Biggest Joys -

  1. Faith - Personally, I didn’t start out to homeschool with passing on the faith as my main priority.  When we first made our family school mission statement, I was focused on the academic and family bonding advantages homeschool could offer. However, I have slowly come to embrace that teaching my children about our faith is absolutely my number one mission as a parent, and thus, my number one mission of our family homeschool.  Finding ways to teach my sons how to pray, how much God loves them, how we can use our God given gifts to serve others, why we act the way we do, and on & on about the richness of our faith…has deepened my own faith in ways I never thought possible.  I have been so pleasantly surprised to connect every subject to the Divine - even math! (which I am learning can turn out to the be the best way to learn about God’s infinite nature and His order in the worlds creation). My ideas of the purpose of education have drastically changed, thank you St. Thomas Aquinas! We have time to memorize scripture together, learn the mysteries of the rosary, the saint of the day, go to daily mass, or sing church hymns during lunch. I am able to foster our deep love of God into all of our education however I please, and when I am stressing over a curriculum checklist, my phlegmatic friend reminds me, “teaching them that Jesus loves them is really all that matters.”  
  2. Flexibility - As much as I love to plan, not being tied to a formal school schedule has been a wonderful blessing to our family. Especially at my kids young ages, the flexibility of homeschooling allows me to cancel ‘school’ whenever I want, schedule our own holiday and vacation breaks, spend longer or shorter on a specific subject, visit family during the middle of the week, or have a spontaneous field trips with fellow homeschoolers. The flexibility in the curriculum is also something I am coming to love. Having the ability to avoid things like Common Core that I might not want my kids being exposed to, ditch the syllabus that isn't working for us, choosing only books that fill them with truth, beauty and goodness are all true joys of homeschooling. 
  3. Relationships - I know the Bible and modern research tell us that relationships really are the most important thing in life, and this year of homeschooling has strengthened the relationships that matter to me most. My husband trusts me with the education of our children, and we make decisions of subjects, curriculums, co-ops, field trips together. Spending more time with my children and seeing them at their best when they reach educational milestones, and learning the inner struggles of their hearts allows me to better nurture and encourage them in educational endeavors. I have to draw deeper into my relationship with God and depend more and more upon His grace. (bonus: watching the sibling relationship between the boys blossom too!) 
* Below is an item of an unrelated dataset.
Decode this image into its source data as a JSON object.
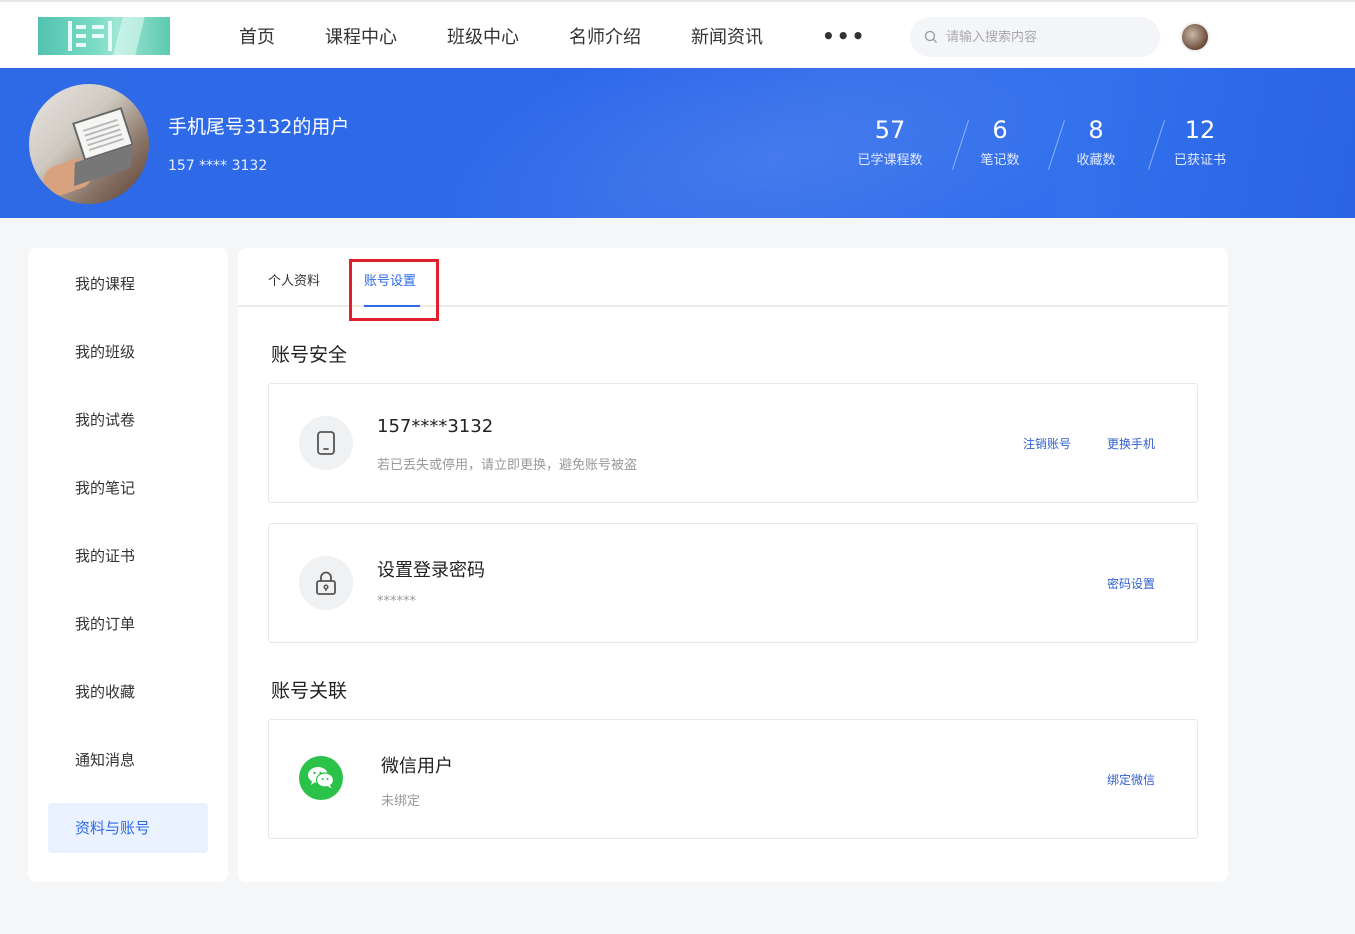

What we used this year: 

Homeschooling is definitely not for everyone, but formal school is also not what it used to be. It might be worth it for homeschooling to be a realistic discernment for every parent, at the very least, researching for yourself and exhausting your options (you might be as surprised as I was!). I hope this encourages anyone out there who might be considering, while keeping in mind what veteran homeschoolers warn by taking it year by year, child by child, which is what I plan to do. I'm prepared that this may all change a year and new baby later (oh the parenting journey!), but for right now, for this year, for our family, homeschooling been a joyful, wonderful blessing!

I am so proud of the boys, here is our fun graduation wrap up & some picture highlights of the year! 

In the words of Mark Twain, never let schooling interfere with your education!  

In Joy,



Alex DeRoseComment